scheme he proposes, since he'll argue that it is an "emergency" and he has the best perspective on what to do and as noted I am sure that the Fed and OFHEO will agree, leaving little room for alternatives, unless the GFSEs successfully get a court to intervene.

Th reason why I argue the government sponsored secondary mortgage market works is that nobody wants that job and nobody--without the GSE structure--
would stay in markets 24-7 in "good times and bad," UNLESS they had the protection (which still can go bad) of only originating and holding ARMs.

If our nation ever got weaned from preference for long term fixed rate financing, the situation which exists in most other modern countries, then some "private/private" investors might try and take on the F/F role, because the loan's structure gives them some interest rate protection, albeit no credit protection.

One other possibility--without the GSEs--is for non-GSE investors to charge a huge premium for FRMs to cover them when default threatens.

Right now, because of F/F, we have both plentiful long term fixed rate financing and costs that reasonably reflect the risks (although both investors have been increasing them to cover their burgeoning red ink).

I think the advantages of a privately owned F/F outweigh whatever disadvantages one sees, which is why I think if the GSEs ever are cashiered, the Congress eventually would recreate them, after going through some hiatus with hybrids and stop and go mortgage financing.

If you had a giant FHA, with authority to help everyone, the lenders and others would rip it off left and right, just as they did in the 60's and 70's. But, for some not me, that may be a preferable mortgage market model. not me.

The banks showed themselves wanting when "jumbo illiquidity" was rampant.
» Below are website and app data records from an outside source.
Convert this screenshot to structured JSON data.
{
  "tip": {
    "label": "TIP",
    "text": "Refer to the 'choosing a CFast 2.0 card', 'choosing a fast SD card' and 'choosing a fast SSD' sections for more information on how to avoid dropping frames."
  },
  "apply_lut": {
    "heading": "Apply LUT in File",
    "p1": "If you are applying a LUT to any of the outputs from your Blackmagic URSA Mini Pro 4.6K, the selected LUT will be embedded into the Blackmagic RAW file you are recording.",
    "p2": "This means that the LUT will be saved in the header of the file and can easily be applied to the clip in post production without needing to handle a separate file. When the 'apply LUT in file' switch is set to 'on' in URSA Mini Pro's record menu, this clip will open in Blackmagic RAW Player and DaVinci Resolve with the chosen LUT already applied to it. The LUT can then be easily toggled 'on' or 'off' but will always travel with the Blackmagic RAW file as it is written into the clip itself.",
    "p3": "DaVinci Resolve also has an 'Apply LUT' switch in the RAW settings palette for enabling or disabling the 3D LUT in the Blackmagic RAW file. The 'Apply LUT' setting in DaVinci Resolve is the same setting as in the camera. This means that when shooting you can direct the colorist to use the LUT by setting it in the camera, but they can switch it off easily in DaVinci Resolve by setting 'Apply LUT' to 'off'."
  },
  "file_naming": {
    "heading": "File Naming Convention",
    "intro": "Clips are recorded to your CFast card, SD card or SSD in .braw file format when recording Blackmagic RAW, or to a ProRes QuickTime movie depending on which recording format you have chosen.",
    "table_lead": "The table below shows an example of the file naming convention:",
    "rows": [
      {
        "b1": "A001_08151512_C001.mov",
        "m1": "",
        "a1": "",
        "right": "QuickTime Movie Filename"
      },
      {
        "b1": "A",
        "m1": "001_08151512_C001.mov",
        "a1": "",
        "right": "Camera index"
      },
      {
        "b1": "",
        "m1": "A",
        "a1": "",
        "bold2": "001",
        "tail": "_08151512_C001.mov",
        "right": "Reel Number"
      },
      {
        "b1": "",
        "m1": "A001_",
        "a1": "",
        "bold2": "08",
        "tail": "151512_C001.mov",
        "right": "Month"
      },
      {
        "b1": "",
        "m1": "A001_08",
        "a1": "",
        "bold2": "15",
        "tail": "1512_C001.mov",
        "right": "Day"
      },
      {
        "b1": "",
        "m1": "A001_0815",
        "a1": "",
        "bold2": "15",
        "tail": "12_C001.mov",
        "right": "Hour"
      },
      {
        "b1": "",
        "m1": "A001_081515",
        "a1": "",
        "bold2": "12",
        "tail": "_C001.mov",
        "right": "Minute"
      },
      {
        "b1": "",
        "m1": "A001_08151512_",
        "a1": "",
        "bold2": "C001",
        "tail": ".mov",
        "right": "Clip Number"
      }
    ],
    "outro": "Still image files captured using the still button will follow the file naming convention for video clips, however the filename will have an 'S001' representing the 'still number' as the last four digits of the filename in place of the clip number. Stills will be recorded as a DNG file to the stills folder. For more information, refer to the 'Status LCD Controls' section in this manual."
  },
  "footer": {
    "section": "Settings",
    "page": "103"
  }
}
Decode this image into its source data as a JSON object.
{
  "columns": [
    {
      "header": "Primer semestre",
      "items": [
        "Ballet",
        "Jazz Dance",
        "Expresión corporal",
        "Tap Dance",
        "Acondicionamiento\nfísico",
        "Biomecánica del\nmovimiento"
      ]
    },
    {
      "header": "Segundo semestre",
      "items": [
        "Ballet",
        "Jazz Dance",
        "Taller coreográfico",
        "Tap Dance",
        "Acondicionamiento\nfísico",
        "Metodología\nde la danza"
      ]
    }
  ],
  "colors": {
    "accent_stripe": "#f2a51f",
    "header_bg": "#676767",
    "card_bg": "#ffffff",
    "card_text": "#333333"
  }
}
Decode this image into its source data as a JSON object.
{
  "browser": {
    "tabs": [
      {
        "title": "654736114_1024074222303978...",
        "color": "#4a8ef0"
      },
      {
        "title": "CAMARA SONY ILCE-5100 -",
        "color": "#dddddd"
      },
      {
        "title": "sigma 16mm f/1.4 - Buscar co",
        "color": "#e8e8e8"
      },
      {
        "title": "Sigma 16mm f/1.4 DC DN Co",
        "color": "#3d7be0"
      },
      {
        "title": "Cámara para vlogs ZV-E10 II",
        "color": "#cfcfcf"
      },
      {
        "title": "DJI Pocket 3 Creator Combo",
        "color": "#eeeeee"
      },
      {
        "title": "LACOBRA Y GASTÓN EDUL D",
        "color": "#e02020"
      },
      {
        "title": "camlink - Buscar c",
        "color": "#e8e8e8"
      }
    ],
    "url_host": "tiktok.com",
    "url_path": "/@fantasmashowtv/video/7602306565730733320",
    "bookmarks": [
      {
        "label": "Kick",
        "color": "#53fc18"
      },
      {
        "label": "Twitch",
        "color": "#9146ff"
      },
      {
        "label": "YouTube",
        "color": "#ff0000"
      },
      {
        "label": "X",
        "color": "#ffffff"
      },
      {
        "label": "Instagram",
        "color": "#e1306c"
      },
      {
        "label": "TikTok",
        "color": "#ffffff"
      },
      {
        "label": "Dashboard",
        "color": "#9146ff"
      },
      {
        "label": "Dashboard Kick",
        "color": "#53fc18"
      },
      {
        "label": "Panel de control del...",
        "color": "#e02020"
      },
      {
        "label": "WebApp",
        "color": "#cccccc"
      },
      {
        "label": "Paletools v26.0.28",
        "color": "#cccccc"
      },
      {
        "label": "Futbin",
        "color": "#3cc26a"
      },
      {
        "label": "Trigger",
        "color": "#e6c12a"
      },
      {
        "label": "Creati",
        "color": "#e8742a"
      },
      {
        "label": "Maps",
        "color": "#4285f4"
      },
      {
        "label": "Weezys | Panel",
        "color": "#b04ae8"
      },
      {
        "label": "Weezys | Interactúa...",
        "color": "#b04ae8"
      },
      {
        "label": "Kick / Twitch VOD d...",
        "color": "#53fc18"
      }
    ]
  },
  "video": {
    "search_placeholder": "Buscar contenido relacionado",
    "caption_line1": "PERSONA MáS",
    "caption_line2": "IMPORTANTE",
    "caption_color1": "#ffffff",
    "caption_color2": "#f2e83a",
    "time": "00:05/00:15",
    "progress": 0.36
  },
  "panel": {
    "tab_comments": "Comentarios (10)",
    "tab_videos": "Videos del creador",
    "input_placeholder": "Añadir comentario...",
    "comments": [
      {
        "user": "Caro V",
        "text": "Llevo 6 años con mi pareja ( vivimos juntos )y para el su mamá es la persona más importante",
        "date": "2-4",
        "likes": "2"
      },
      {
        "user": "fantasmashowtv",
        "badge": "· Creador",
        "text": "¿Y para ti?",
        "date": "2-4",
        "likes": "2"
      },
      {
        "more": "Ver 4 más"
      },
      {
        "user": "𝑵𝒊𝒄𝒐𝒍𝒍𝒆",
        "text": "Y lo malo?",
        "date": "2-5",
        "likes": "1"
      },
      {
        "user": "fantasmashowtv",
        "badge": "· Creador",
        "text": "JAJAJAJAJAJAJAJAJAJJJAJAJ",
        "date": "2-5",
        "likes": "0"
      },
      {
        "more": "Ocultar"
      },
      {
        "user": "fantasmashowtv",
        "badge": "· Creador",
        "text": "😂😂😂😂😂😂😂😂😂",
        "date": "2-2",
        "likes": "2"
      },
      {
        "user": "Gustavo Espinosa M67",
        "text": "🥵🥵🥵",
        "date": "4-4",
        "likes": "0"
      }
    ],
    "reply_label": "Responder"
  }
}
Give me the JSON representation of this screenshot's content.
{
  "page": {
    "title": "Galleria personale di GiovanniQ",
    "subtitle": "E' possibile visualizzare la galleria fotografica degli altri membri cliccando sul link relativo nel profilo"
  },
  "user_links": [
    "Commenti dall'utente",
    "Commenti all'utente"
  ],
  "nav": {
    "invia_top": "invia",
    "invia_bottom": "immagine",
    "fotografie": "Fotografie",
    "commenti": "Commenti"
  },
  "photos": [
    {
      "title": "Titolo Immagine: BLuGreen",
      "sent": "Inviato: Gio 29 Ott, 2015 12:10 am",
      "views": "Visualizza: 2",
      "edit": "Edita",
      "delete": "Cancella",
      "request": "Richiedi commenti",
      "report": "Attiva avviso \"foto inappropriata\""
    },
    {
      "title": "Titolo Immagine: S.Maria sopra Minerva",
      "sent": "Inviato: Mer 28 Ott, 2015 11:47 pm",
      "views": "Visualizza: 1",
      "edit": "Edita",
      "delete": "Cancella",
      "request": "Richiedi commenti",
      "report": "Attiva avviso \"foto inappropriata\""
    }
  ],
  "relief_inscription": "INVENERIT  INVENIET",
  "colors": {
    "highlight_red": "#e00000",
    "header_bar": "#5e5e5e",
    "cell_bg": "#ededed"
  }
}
They weren't challenged by any GSE competitors but refused to step up or tried to overcharge when they did so.

Making the GSEs regulated utilities implies having them perform but removing much of the market forces and incentives which drove them traditionally. But, the more the government touches something the worse it performs.

So, I'll leave it to you, what is the best option is there is no F/f??

Mine is to keep what we have.